from China in the early 1900s as replacement for orchard trees that were dying.
With its compact shape and profusion of spring blossoms, the Bradford pear
became a suburban favorite — until folks realized that it was highly prone to
splitting and cracking when it reached maturity. And those blossoms? They’re on
the stinky side of the fragrance scale.
8. Mountain cedar (Juniperus ashei)
Stay away from the mountain cedar in late
winter. This bushy tree, native to the south central U.S., releases massive
amounts of pollen during the cooler months, causing severe allergic reactions
in many people. Even if you don’t have allergies, planting
one in your yard may affect your neighbors.
9. Mulberry (Morus)
Big surface roots, lots of pollen, messy
fruit, and shade so dense that grass refuses to grow
underneath. What’s to like about the mulberry? If you’re a silkworm, the answer
is: Plenty! The mulberry is the silkworm’s only source of food. Silkworm
farmers should plant away! Otherwise, you’ll be happier with a different kind
of tree in your yard.
10. Black walnut (Juglans nigra)
Native to North America, this well-known
shade tree produces prized cabinet- and furniture-making wood. It also
produces pollen and plenty of fruit that’ll drive you, well, nuts when you have
to clean it all up in the fall. It’s true sinister side, however, is that it
secretes growth-inhibiting toxins that kill nearby plants, wreaking havoc on
flower beds and vegetable gardens.
11. Leyland cypress (Cupressocyparis
These fast-growing evergreen trees are
favored for their ability to quickly create a living privacy screen.
However, they require constant upkeep and trimming to keep them healthy, and as
they get taller they’re increasingly likely to uproot during storms. The center
of the tree forms a mass of dried twigs and branches that are considered such a

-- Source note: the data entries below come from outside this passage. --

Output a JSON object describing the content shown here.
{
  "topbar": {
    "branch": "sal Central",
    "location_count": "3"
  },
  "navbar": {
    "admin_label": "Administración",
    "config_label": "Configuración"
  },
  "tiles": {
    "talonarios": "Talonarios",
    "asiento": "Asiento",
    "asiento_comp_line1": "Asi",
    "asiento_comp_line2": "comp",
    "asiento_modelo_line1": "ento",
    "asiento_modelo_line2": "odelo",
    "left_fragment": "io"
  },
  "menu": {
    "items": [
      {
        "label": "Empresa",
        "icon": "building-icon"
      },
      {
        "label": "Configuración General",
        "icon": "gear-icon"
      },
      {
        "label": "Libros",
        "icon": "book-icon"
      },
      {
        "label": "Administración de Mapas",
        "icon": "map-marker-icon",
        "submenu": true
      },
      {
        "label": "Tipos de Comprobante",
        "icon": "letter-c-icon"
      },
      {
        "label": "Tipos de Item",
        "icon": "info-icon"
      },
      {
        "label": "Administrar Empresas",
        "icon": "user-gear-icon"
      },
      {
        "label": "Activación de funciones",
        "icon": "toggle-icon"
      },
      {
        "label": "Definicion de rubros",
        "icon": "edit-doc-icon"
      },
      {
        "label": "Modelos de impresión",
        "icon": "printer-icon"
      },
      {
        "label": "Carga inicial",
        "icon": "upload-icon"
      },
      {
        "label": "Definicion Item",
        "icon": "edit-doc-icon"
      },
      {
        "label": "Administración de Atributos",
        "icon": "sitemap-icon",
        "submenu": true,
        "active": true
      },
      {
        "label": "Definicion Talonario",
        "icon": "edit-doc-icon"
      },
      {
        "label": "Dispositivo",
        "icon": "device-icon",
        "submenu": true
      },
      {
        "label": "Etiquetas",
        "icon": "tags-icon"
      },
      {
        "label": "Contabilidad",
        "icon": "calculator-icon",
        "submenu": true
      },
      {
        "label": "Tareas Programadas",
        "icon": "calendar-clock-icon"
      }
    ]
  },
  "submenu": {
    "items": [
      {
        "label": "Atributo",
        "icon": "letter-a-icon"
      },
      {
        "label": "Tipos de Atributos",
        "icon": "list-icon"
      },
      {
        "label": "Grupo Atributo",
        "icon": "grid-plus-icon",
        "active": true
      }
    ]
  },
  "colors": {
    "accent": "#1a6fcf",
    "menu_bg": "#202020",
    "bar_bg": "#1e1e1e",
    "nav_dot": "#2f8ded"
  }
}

fire hazard that many communities officially caution residents against planting
By: John Riha - To view the original article click here